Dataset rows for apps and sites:
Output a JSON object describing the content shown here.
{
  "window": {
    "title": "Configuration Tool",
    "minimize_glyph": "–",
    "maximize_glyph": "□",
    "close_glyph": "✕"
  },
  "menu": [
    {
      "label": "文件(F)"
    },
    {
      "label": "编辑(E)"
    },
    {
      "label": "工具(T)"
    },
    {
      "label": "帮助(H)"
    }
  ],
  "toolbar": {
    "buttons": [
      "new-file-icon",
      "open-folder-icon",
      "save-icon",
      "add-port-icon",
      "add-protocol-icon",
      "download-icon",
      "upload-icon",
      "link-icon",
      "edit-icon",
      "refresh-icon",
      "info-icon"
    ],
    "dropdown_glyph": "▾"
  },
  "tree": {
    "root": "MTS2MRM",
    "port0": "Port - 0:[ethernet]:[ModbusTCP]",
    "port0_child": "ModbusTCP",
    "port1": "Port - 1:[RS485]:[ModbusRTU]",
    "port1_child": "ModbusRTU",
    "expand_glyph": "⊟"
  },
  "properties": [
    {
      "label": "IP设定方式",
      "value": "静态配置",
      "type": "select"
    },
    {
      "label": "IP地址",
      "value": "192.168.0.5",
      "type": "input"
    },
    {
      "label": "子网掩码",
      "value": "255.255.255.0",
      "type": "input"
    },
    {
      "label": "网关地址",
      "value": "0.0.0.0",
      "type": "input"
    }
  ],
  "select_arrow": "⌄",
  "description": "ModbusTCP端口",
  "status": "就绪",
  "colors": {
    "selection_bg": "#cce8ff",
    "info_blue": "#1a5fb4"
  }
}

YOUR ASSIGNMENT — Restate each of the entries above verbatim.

SOLUTION FOR THIS PROBLEM —
Output a JSON object describing the content shown here.
{
  "window": {
    "title": "Configuration Tool",
    "minimize_glyph": "–",
    "maximize_glyph": "□",
    "close_glyph": "✕"
  },
  "menu": [
    {
      "label": "文件(F)"
    },
    {
      "label": "编辑(E)"
    },
    {
      "label": "工具(T)"
    },
    {
      "label": "帮助(H)"
    }
  ],
  "toolbar": {
    "buttons": [
      "new-file-icon",
      "open-folder-icon",
      "save-icon",
      "add-port-icon",
      "add-protocol-icon",
      "download-icon",
      "upload-icon",
      "link-icon",
      "edit-icon",
      "refresh-icon",
      "info-icon"
    ],
    "dropdown_glyph": "▾"
  },
  "tree": {
    "root": "MTS2MRM",
    "port0": "Port - 0:[ethernet]:[ModbusTCP]",
    "port0_child": "ModbusTCP",
    "port1": "Port - 1:[RS485]:[ModbusRTU]",
    "port1_child": "ModbusRTU",
    "expand_glyph": "⊟"
  },
  "properties": [
    {
      "label": "IP设定方式",
      "value": "静态配置",
      "type": "select"
    },
    {
      "label": "IP地址",
      "value": "192.168.0.5",
      "type": "input"
    },
    {
      "label": "子网掩码",
      "value": "255.255.255.0",
      "type": "input"
    },
    {
      "label": "网关地址",
      "value": "0.0.0.0",
      "type": "input"
    }
  ],
  "select_arrow": "⌄",
  "description": "ModbusTCP端口",
  "status": "就绪",
  "colors": {
    "selection_bg": "#cce8ff",
    "info_blue": "#1a5fb4"
  }
}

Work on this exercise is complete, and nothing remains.